“Humble pie son, remember to eat your humble pie.” -Mama Ross
I’ve been privileged to grow up in a home surrounded by love, support and humility. Humble beginnings are something I’m very familiar with as the first high school graduate in my family. As I approach forty years old I’m gaining more of an appreciation of how my mom and dad used our struggles to teach the lesson of gratitude.
There were lots of times as I kid I didn’t have lunch money (thanks to kind lunch aides I’d eventually eat) or was invited out and went with no money. My always present and thoughtful mother would tell me, “You can go, but remember to say thank you. Especially if someone feeds you.” Upon returning home she’d quiz me and say, “Did you say thank you? Are you sure?” It was annoying then, but little did I know she was instilling in me the importance of appreciation.
Our struggles as a family were inescapable whether it was no gas, no heat, a repossessed car or the occasional eviction. Through it all my mother would always sing and pray forcing us to be grateful for a situation that “could always be worse” according to her. It angered me mightily as a know it all teen, but it humbled me. My mother never let us feel sorry for ourselves; and always taught me to give away the little I had if someone ever needed it more.

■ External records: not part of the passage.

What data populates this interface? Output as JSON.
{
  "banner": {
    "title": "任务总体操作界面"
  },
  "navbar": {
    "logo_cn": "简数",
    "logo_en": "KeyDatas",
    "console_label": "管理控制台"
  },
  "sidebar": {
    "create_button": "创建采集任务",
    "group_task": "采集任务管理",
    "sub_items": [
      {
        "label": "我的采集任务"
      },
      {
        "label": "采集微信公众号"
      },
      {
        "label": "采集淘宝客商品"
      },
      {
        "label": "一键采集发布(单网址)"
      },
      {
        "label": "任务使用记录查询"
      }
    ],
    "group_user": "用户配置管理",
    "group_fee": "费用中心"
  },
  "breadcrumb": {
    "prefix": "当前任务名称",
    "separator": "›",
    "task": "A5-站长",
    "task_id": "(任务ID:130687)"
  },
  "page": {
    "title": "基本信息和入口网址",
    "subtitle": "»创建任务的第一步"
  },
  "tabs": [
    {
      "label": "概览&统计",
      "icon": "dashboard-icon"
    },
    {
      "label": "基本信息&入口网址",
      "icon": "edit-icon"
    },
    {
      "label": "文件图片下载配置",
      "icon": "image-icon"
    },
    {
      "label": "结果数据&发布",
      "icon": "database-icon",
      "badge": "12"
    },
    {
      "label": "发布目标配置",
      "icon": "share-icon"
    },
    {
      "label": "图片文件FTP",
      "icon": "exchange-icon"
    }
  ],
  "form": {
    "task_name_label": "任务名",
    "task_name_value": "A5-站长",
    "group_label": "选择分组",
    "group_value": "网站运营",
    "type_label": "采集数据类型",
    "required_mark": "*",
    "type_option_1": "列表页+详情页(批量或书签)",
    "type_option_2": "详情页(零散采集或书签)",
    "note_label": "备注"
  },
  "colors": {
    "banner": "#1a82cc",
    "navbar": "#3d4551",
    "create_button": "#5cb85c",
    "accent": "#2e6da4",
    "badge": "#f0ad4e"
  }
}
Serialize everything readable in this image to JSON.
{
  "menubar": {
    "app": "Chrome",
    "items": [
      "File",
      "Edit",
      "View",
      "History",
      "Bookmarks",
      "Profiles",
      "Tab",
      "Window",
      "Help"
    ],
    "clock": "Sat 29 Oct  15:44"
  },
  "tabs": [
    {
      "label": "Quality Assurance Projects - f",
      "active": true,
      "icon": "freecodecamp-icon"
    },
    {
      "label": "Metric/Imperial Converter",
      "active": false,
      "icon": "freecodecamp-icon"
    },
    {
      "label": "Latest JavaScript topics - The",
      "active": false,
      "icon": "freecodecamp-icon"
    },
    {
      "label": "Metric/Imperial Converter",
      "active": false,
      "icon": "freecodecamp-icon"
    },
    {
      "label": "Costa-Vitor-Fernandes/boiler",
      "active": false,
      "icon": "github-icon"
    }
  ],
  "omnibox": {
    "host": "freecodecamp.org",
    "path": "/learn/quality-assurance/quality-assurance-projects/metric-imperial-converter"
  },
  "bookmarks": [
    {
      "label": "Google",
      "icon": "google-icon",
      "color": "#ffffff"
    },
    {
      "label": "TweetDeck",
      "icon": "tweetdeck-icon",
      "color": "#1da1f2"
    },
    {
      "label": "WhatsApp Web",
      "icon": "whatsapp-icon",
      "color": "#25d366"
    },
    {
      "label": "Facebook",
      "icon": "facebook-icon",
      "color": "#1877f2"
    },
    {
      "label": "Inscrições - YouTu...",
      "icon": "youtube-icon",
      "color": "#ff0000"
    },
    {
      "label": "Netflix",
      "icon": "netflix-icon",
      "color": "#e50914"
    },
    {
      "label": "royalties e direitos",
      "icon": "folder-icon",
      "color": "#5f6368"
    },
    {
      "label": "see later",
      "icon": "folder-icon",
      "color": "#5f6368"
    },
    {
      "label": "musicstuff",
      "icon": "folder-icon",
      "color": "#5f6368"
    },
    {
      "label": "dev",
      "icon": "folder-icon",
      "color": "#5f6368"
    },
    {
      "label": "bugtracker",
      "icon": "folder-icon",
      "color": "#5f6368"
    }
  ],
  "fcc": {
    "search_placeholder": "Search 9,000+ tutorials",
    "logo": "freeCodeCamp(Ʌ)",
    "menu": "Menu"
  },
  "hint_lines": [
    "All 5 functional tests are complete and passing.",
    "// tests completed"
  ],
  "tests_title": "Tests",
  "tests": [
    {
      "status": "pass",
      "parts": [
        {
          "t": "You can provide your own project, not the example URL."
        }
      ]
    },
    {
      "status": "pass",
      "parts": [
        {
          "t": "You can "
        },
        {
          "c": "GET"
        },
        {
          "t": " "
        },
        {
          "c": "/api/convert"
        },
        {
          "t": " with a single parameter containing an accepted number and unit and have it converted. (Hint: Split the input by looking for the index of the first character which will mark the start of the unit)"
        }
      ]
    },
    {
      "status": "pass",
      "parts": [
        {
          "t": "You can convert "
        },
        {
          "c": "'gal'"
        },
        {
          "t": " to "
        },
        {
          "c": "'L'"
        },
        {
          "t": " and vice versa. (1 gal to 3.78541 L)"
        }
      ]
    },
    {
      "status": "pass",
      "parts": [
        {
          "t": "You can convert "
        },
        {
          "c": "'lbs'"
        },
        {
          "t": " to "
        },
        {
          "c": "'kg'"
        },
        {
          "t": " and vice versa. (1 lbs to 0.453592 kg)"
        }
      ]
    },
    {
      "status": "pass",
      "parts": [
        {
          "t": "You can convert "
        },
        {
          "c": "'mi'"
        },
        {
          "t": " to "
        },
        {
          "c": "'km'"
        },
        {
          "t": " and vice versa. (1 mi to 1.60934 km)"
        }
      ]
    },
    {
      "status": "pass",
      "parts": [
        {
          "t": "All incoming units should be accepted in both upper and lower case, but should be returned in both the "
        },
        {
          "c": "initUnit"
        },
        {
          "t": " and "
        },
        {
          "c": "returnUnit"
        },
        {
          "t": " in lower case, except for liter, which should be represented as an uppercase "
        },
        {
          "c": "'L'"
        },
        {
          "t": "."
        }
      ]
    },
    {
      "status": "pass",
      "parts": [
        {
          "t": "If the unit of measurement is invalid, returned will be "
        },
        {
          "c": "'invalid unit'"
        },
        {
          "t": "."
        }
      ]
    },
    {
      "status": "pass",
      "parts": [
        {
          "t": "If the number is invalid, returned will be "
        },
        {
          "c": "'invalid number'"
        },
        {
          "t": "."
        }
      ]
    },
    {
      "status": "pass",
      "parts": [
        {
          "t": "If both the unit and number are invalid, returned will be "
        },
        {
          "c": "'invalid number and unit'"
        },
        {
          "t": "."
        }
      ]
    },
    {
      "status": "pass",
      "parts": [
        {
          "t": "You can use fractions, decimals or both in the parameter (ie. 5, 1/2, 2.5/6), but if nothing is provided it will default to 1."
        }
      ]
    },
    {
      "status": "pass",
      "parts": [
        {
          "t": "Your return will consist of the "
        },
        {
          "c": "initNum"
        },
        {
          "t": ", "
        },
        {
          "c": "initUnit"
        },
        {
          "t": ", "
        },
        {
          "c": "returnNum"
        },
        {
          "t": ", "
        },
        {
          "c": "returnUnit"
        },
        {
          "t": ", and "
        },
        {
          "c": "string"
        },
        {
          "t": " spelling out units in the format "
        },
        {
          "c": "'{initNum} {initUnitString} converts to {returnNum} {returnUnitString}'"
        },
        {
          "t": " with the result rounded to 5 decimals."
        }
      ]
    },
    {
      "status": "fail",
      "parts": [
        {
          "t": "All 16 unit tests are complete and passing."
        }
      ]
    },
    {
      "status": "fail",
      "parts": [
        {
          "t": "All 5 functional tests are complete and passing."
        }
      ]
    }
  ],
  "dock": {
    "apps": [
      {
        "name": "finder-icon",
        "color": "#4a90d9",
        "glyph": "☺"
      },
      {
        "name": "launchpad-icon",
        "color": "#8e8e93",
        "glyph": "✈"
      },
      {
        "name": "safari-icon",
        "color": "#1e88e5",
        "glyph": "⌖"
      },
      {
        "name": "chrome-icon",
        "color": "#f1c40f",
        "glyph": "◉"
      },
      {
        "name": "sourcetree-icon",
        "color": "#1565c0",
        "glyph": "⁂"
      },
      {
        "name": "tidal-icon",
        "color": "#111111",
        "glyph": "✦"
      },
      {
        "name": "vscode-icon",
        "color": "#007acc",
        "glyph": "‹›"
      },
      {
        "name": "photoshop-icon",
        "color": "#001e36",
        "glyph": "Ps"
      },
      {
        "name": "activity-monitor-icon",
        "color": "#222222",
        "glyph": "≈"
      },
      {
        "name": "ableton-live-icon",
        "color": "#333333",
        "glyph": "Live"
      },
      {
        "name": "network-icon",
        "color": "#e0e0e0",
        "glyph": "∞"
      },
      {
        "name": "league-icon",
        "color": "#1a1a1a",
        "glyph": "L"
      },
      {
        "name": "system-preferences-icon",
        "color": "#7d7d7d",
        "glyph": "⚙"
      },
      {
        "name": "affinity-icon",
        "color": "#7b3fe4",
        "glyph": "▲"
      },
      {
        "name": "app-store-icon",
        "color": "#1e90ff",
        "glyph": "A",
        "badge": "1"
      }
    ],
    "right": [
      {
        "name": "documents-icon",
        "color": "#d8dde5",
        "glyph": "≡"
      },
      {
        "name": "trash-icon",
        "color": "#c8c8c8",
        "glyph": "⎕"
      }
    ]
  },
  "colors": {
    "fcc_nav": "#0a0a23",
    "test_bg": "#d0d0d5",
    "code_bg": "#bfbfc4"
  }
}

I spend a lot of time with my parents now, so I get to hear stories of the struggle they went through raising my sister and I. A seventeen year old girl with a ninth month old baby meets an illiterate immigrant from South America and turns nothing into a little something. Six years later I came along into a family full of love, support and humility. Gratitude like everything starts in the home. There were no silver spoons growing up, but there was always gratitude.
I appreciate you for reading. Stay grateful.